Data about app and page elements:
####

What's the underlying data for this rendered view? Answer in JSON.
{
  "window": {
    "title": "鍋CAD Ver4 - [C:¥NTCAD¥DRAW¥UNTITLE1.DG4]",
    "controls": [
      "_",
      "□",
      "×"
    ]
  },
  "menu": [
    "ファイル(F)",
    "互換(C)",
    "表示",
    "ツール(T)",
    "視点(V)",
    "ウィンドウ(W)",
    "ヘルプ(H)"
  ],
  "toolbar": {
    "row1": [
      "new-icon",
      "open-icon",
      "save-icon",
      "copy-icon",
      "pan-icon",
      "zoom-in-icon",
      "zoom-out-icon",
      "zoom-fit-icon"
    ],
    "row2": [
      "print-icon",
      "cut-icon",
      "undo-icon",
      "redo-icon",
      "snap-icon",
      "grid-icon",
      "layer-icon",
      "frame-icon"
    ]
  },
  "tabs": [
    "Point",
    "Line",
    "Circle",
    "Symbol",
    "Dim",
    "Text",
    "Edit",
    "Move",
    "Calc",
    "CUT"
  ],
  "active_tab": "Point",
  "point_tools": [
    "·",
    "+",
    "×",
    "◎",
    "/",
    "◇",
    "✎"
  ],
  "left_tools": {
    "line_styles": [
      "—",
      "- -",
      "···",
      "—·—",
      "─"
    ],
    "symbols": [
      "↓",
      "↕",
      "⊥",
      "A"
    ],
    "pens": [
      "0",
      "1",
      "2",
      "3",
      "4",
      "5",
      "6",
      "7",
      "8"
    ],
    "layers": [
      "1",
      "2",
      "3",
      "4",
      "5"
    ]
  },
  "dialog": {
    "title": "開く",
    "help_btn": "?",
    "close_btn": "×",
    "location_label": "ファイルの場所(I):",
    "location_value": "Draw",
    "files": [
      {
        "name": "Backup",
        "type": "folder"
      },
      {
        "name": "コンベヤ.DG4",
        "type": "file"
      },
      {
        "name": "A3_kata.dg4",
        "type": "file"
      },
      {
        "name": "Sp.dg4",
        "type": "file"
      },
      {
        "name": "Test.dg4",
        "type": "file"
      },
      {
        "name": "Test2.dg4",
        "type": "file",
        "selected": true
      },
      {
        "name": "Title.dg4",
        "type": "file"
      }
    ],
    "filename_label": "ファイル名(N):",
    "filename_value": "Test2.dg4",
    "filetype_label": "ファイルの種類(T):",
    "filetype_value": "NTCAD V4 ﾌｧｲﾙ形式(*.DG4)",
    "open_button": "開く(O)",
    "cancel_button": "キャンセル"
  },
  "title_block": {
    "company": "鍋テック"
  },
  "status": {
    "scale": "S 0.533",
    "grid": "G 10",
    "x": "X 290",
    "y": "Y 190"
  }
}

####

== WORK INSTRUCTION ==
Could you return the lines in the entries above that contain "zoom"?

== OUTPUT ==
      "zoom-in-icon",
      "zoom-out-icon",
      "zoom-fit-icon"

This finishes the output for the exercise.